Whether you’re just starting out or an experienced caravanner, there’s always plenty to learn. Below you will find a list of FAQ’s and definitions that might help answer that burning question you’ve been thinking about.
- TARE – The weight of the caravan at the completion of the build process; empty of water, gas, food and personal belongings. FIXED NUMBER
- ATM – The total maximum permissible weight of the entire caravan after loading your water, gas, food and personal belongings. FIXED NUMBER
- PAYLOAD – The ATM minus the Tare, ie, the amount of weight permissible to load into the van. This is made up of water, gas, food and personal belongings. Commonly 400kg for tandem axle vans, 300kg for single axle vans. FIXED NUMBER
- Tow Ball Weight – The down-force exerted through the tow hitch onto the towball of the towing vehicle. This weight will vary depending on how the van is loaded. VARIABLE DEPENDING ON LOAD
For a detailed and clear explanation of ALL weights relevant to the tow vehicle and caravan, please CLICK HERE!
- On-Road – Mainly suitable for bitumen travel with some light unsealed roads. Usually signified by a 4” Chassis, 14” Wheels, 185R14C Tyres, Roller-Rocker Suspension
- Semi-OffRoad – Suitable for medium-duty travel on unsealed roads. Usually signified by a 6” Chassis, 15” Wheels, 235/75R15 LT Tyres, Roller-Rocker Suspension. Will usually have solar panels and batteries for Off-Grid camping.
- Full-OffRoad –What is an off road caravan? Well, is there really such a thing to start with?Most caravans are made from a combination of timber, aluminium and/or fibreglass cabins atop a steel chassis . Is any combination of these cabin materials REALLY suitable for rough, off road use though? In my opinion, no.
When many of my customers say ‘off road’ what they’re really alluding to is ‘off-grid’, ie: 12v ready with solar panels and batteries, hot water and cooking via gas and a reasonably sturdy cabin on a solid chassis. This is VERY achievable in many caravan formats.
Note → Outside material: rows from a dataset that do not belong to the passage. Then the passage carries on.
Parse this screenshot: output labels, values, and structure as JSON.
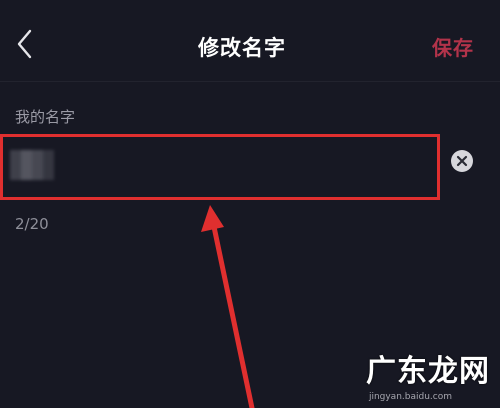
{
  "header": {
    "title": "修改名字",
    "save_label": "保存"
  },
  "form": {
    "label": "我的名字",
    "char_count": "2/20"
  },
  "watermark": {
    "text": "广东龙网",
    "url": "jingyan.baidu.com"
  },
  "colors": {
    "background": "#171823",
    "accent": "#b2334a",
    "highlight": "#e02f2f"
  }
}
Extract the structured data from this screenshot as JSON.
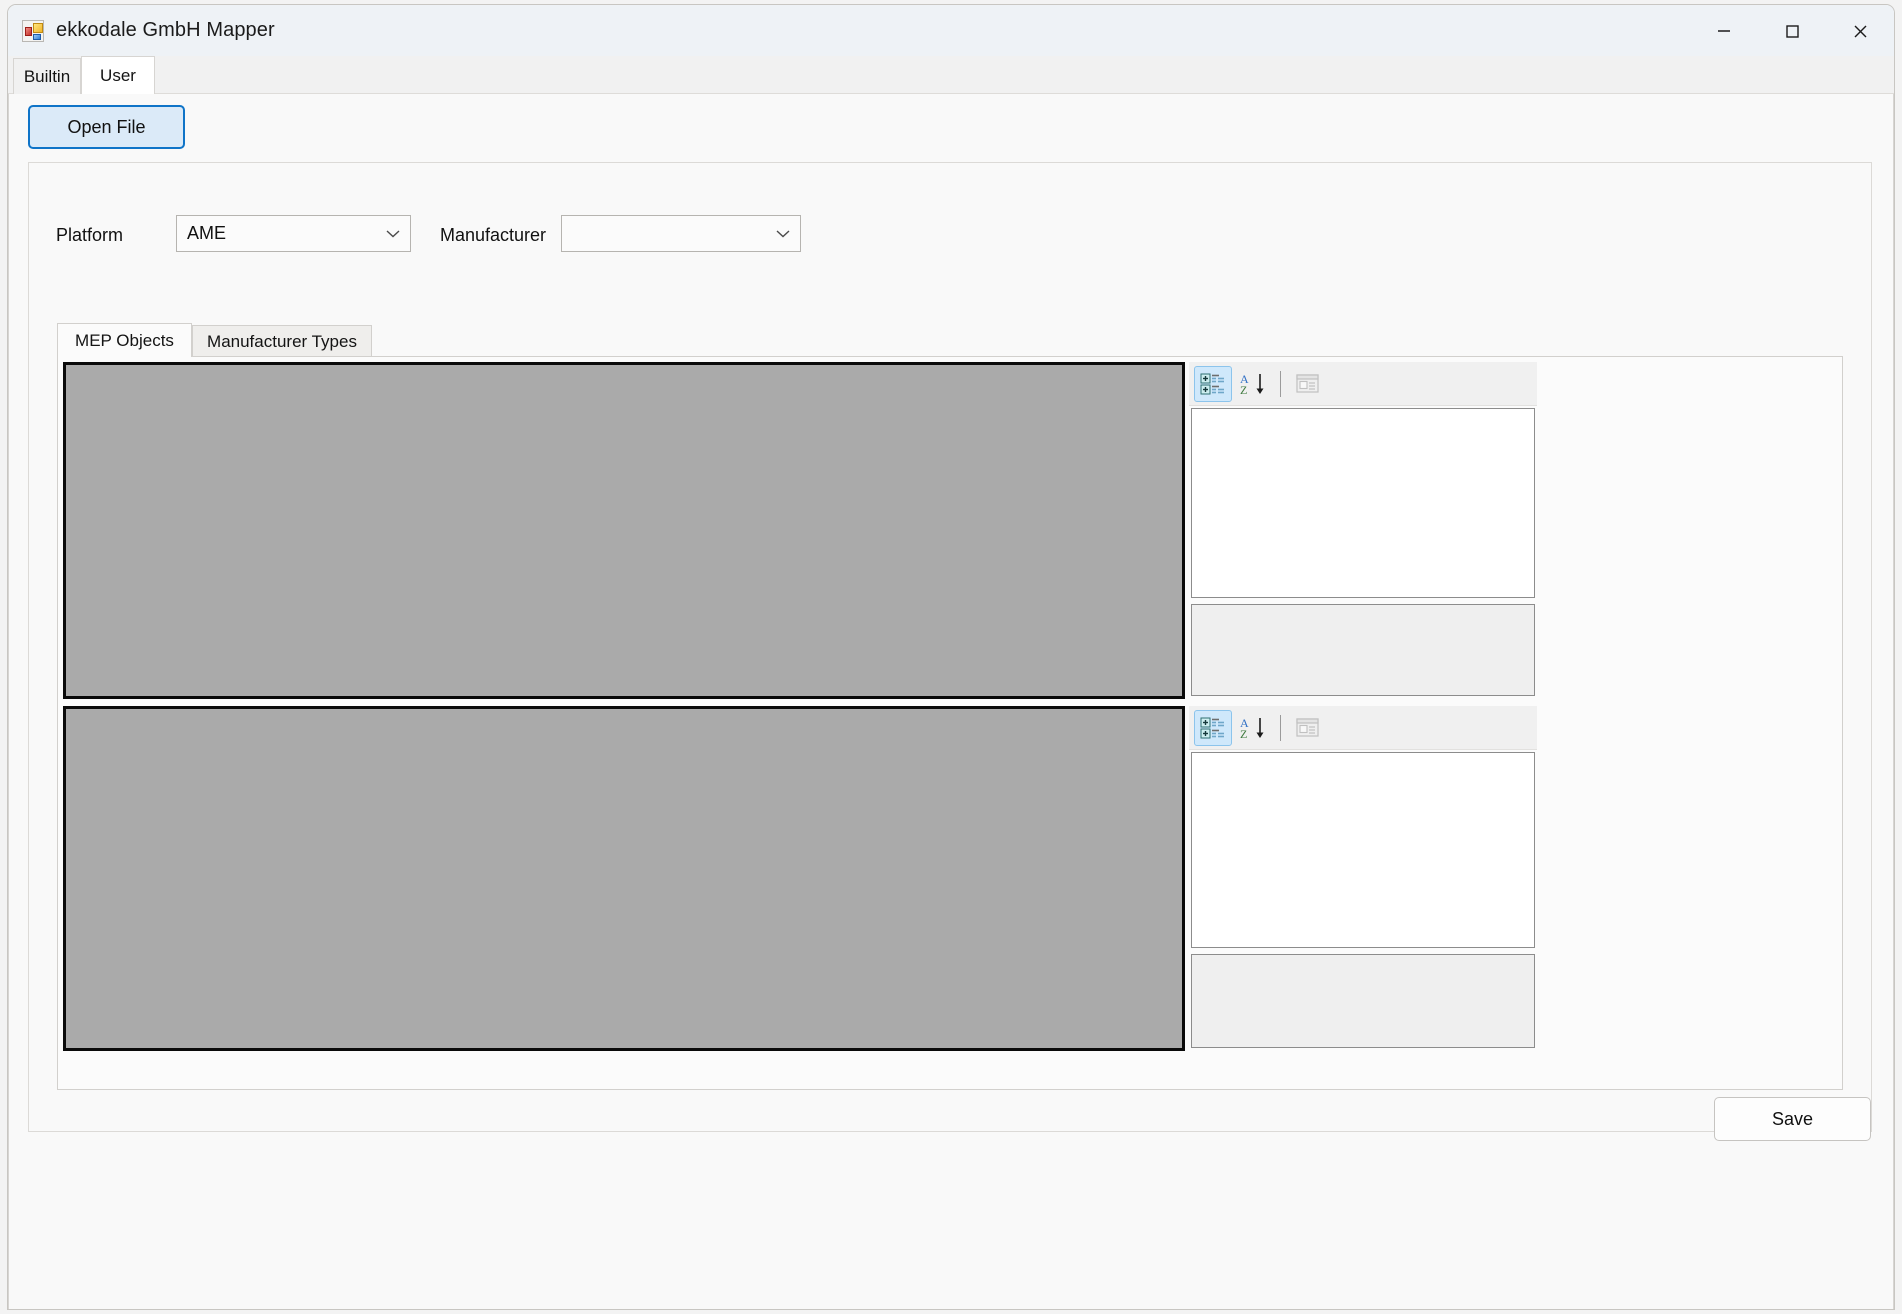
{
  "window": {
    "title": "ekkodale GmbH Mapper",
    "app_icon": "windows-forms-app-icon",
    "controls": {
      "minimize": "minimize-icon",
      "maximize": "maximize-icon",
      "close": "close-icon"
    }
  },
  "outer_tabs": [
    {
      "label": "Builtin",
      "active": false
    },
    {
      "label": "User",
      "active": true
    }
  ],
  "toolbar": {
    "open_file_label": "Open File"
  },
  "form": {
    "platform": {
      "label": "Platform",
      "value": "AME",
      "placeholder": "",
      "arrow_icon": "chevron-down-icon"
    },
    "manufacturer": {
      "label": "Manufacturer",
      "value": "",
      "placeholder": "",
      "arrow_icon": "chevron-down-icon"
    }
  },
  "inner_tabs": [
    {
      "label": "MEP Objects",
      "active": true
    },
    {
      "label": "Manufacturer Types",
      "active": false
    }
  ],
  "panels": {
    "upper_list": {
      "items": [],
      "enabled": false
    },
    "lower_list": {
      "items": [],
      "enabled": false
    }
  },
  "property_grids": [
    {
      "name": "upper",
      "toolbar": [
        {
          "icon": "categorized-view-icon",
          "label": "Categorized",
          "selected": true,
          "disabled": false
        },
        {
          "icon": "alphabetical-sort-icon",
          "label": "Alphabetical",
          "selected": false,
          "disabled": false
        },
        {
          "icon": "property-pages-icon",
          "label": "Property Pages",
          "selected": false,
          "disabled": true
        }
      ],
      "rows": [],
      "description": ""
    },
    {
      "name": "lower",
      "toolbar": [
        {
          "icon": "categorized-view-icon",
          "label": "Categorized",
          "selected": true,
          "disabled": false
        },
        {
          "icon": "alphabetical-sort-icon",
          "label": "Alphabetical",
          "selected": false,
          "disabled": false
        },
        {
          "icon": "property-pages-icon",
          "label": "Property Pages",
          "selected": false,
          "disabled": true
        }
      ],
      "rows": [],
      "description": ""
    }
  ],
  "footer": {
    "save_label": "Save"
  },
  "colors": {
    "accent": "#0f74c8",
    "focus_fill": "#dbeaf8",
    "disabled_list": "#aaaaaa",
    "toolbar_selected": "#cfe8fb",
    "window_bg": "#f9f9f9",
    "titlebar_bg": "#eef2f6"
  }
}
But in my opinion, not truly off road. This combination allows travelers to camp away from caravan parks, in national parks, off the bitumen and down reasonable unsealed roads.
For the traveler looking to get right off the beaten track, head along ungraded paths, rocky tracks and through rivers and gullies, I’d be setting my eyes more on a camper trailer or modern hybrid camper/pop-top. These are generally constructed with a lot more steel components, giving a lot more strength.
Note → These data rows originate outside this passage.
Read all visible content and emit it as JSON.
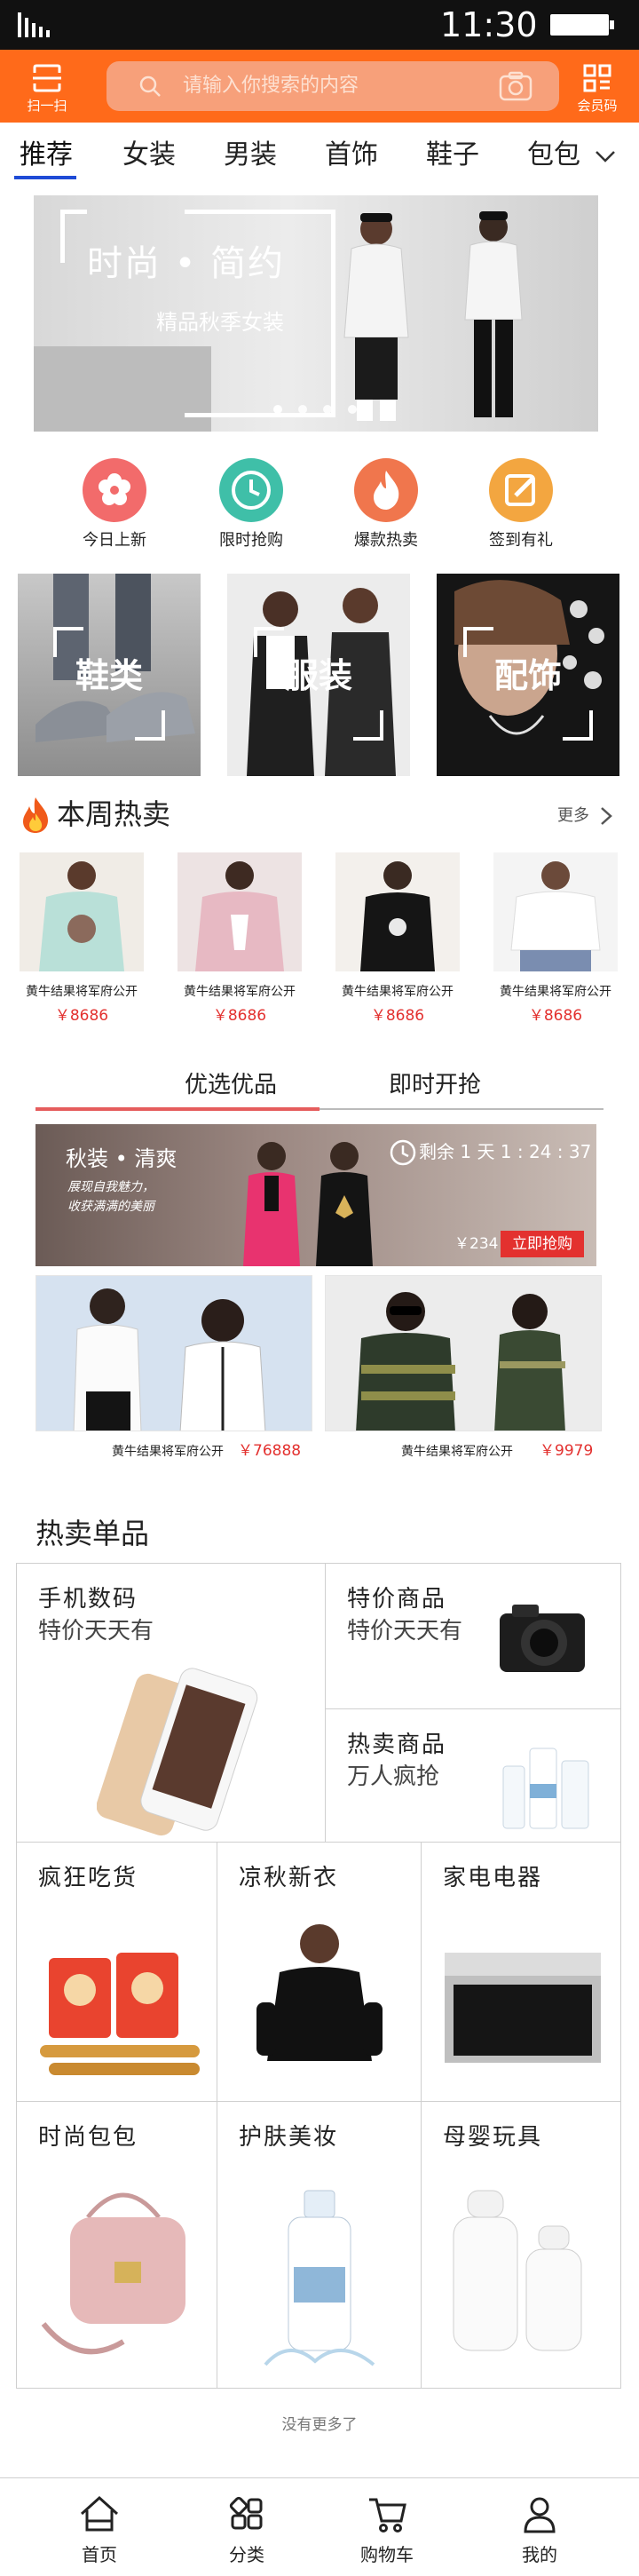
{
  "status_bar": {
    "time": "11:30"
  },
  "header": {
    "scan_label": "扫一扫",
    "search_placeholder": "请输入你搜索的内容",
    "member_label": "会员码",
    "brand_color": "#ff6a1a"
  },
  "tabs": [
    {
      "label": "推荐",
      "active": true
    },
    {
      "label": "女装",
      "active": false
    },
    {
      "label": "男装",
      "active": false
    },
    {
      "label": "首饰",
      "active": false
    },
    {
      "label": "鞋子",
      "active": false
    },
    {
      "label": "包包",
      "active": false
    }
  ],
  "banner": {
    "title": "时尚 • 简约",
    "subtitle": "精品秋季女装",
    "slide_count": 4,
    "active_slide": 1
  },
  "shortcuts": [
    {
      "label": "今日上新",
      "icon": "flower-icon",
      "color": "#f26b6b"
    },
    {
      "label": "限时抢购",
      "icon": "clock-icon",
      "color": "#3fbfa8"
    },
    {
      "label": "爆款热卖",
      "icon": "flame-icon",
      "color": "#f0764d"
    },
    {
      "label": "签到有礼",
      "icon": "edit-icon",
      "color": "#f3a640"
    }
  ],
  "categories": [
    {
      "label": "鞋类"
    },
    {
      "label": "服装"
    },
    {
      "label": "配饰"
    }
  ],
  "hot_week": {
    "title": "本周热卖",
    "more": "更多",
    "products": [
      {
        "name": "黄牛结果将军府公开",
        "price": "￥8686"
      },
      {
        "name": "黄牛结果将军府公开",
        "price": "￥8686"
      },
      {
        "name": "黄牛结果将军府公开",
        "price": "￥8686"
      },
      {
        "name": "黄牛结果将军府公开",
        "price": "￥8686"
      }
    ]
  },
  "picks": {
    "tabs": [
      {
        "label": "优选优品",
        "active": true
      },
      {
        "label": "即时开抢",
        "active": false
      }
    ],
    "promo": {
      "tag": "秋装 • 清爽",
      "slogan1": "展现自我魅力，",
      "slogan2": "收获满满的美丽",
      "countdown": "剩余 1 天 1 : 24 : 37",
      "price": "￥234",
      "buy_label": "立即抢购"
    },
    "items": [
      {
        "name": "黄牛结果将军府公开",
        "price": "￥76888"
      },
      {
        "name": "黄牛结果将军府公开",
        "price": "￥9979"
      }
    ]
  },
  "singles": {
    "title": "热卖单品",
    "cells": [
      {
        "title": "手机数码",
        "subtitle": "特价天天有"
      },
      {
        "title": "特价商品",
        "subtitle": "特价天天有"
      },
      {
        "title": "热卖商品",
        "subtitle": "万人疯抢"
      },
      {
        "title": "疯狂吃货",
        "subtitle": ""
      },
      {
        "title": "凉秋新衣",
        "subtitle": ""
      },
      {
        "title": "家电电器",
        "subtitle": ""
      },
      {
        "title": "时尚包包",
        "subtitle": ""
      },
      {
        "title": "护肤美妆",
        "subtitle": ""
      },
      {
        "title": "母婴玩具",
        "subtitle": ""
      }
    ]
  },
  "footer_note": "没有更多了",
  "bottom_nav": [
    {
      "label": "首页",
      "icon": "home-icon"
    },
    {
      "label": "分类",
      "icon": "category-icon"
    },
    {
      "label": "购物车",
      "icon": "cart-icon"
    },
    {
      "label": "我的",
      "icon": "user-icon"
    }
  ]
}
Campers That Are Generally Considered Off-Road Are Usually Signified by a 6” Chassis with Riser, 16” Wheels, 270/75R16 LT Tyres, Independent Suspension, Solar Panels, Batteries and Reinforced Fittings.
Where are caravans measured from? The measurement SWRV Centre adheres to in describing a caravan’s size is the External Body Length, NOT INCLUDING the A-Frame or Rear Bumper.
What are Electric Brakes? Most modern caravans have an electronic braking system that feeds through the trailer plug. To operate this you need an ELECTRONIC BRAKE CONTROL UNIT fitted to your vehicle. This regulates the amount of power put through to the caravan brakes. An auto-electrician can supply and fit this to your vehicle.
Do I need Stabiliser Bars? Stabiliser Bars or Sway Bars are common names for what is technically called a WEIGHT DISTRIBUTION KIT. Whether you need one or not depends on your individual vehicle and caravan combination. When you connect the van to the back of the car, if they both point downwards, you probably need a WEIGHT DISTRIBUTION KIT. This re-distributes the weight to the front wheels of the tow vehicle, giving a level towing system for safer towing.